_EXERCISE BRIEF:_
Only an exact reprint of all the data is acceptable.

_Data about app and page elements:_

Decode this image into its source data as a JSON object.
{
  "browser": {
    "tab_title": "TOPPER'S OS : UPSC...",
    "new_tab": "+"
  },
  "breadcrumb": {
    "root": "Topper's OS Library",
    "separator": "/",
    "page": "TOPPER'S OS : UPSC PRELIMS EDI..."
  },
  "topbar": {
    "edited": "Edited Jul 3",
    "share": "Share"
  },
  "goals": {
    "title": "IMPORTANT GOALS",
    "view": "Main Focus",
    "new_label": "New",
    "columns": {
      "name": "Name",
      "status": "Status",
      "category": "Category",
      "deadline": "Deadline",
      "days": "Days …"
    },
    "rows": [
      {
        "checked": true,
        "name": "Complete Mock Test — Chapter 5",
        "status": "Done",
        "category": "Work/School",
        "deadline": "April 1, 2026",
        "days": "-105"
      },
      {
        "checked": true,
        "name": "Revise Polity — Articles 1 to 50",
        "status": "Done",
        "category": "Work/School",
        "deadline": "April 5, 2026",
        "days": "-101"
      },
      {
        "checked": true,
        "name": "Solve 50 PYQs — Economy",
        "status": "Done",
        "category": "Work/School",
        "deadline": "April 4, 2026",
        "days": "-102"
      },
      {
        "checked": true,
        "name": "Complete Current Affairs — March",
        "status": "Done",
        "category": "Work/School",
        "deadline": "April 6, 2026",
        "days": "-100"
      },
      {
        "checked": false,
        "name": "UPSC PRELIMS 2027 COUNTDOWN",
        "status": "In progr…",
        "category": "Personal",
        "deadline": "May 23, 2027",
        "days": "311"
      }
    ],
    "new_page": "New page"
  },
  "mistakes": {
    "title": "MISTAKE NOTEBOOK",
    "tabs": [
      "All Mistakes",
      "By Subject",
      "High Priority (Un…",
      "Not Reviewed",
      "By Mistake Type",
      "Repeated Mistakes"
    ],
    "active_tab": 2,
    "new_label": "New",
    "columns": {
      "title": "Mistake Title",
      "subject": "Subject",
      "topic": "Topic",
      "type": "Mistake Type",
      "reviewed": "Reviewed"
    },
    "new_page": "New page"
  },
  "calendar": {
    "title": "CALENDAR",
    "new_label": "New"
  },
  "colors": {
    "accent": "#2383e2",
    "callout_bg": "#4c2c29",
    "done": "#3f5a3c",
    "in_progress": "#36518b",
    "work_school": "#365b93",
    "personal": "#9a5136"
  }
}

_FINISHED EXERCISE:_
Decode this image into its source data as a JSON object.
{
  "browser": {
    "tab_title": "TOPPER'S OS : UPSC...",
    "new_tab": "+"
  },
  "breadcrumb": {
    "root": "Topper's OS Library",
    "separator": "/",
    "page": "TOPPER'S OS : UPSC PRELIMS EDI..."
  },
  "topbar": {
    "edited": "Edited Jul 3",
    "share": "Share"
  },
  "goals": {
    "title": "IMPORTANT GOALS",
    "view": "Main Focus",
    "new_label": "New",
    "columns": {
      "name": "Name",
      "status": "Status",
      "category": "Category",
      "deadline": "Deadline",
      "days": "Days …"
    },
    "rows": [
      {
        "checked": true,
        "name": "Complete Mock Test — Chapter 5",
        "status": "Done",
        "category": "Work/School",
        "deadline": "April 1, 2026",
        "days": "-105"
      },
      {
        "checked": true,
        "name": "Revise Polity — Articles 1 to 50",
        "status": "Done",
        "category": "Work/School",
        "deadline": "April 5, 2026",
        "days": "-101"
      },
      {
        "checked": true,
        "name": "Solve 50 PYQs — Economy",
        "status": "Done",
        "category": "Work/School",
        "deadline": "April 4, 2026",
        "days": "-102"
      },
      {
        "checked": true,
        "name": "Complete Current Affairs — March",
        "status": "Done",
        "category": "Work/School",
        "deadline": "April 6, 2026",
        "days": "-100"
      },
      {
        "checked": false,
        "name": "UPSC PRELIMS 2027 COUNTDOWN",
        "status": "In progr…",
        "category": "Personal",
        "deadline": "May 23, 2027",
        "days": "311"
      }
    ],
    "new_page": "New page"
  },
  "mistakes": {
    "title": "MISTAKE NOTEBOOK",
    "tabs": [
      "All Mistakes",
      "By Subject",
      "High Priority (Un…",
      "Not Reviewed",
      "By Mistake Type",
      "Repeated Mistakes"
    ],
    "active_tab": 2,
    "new_label": "New",
    "columns": {
      "title": "Mistake Title",
      "subject": "Subject",
      "topic": "Topic",
      "type": "Mistake Type",
      "reviewed": "Reviewed"
    },
    "new_page": "New page"
  },
  "calendar": {
    "title": "CALENDAR",
    "new_label": "New"
  },
  "colors": {
    "accent": "#2383e2",
    "callout_bg": "#4c2c29",
    "done": "#3f5a3c",
    "in_progress": "#36518b",
    "work_school": "#365b93",
    "personal": "#9a5136"
  }
}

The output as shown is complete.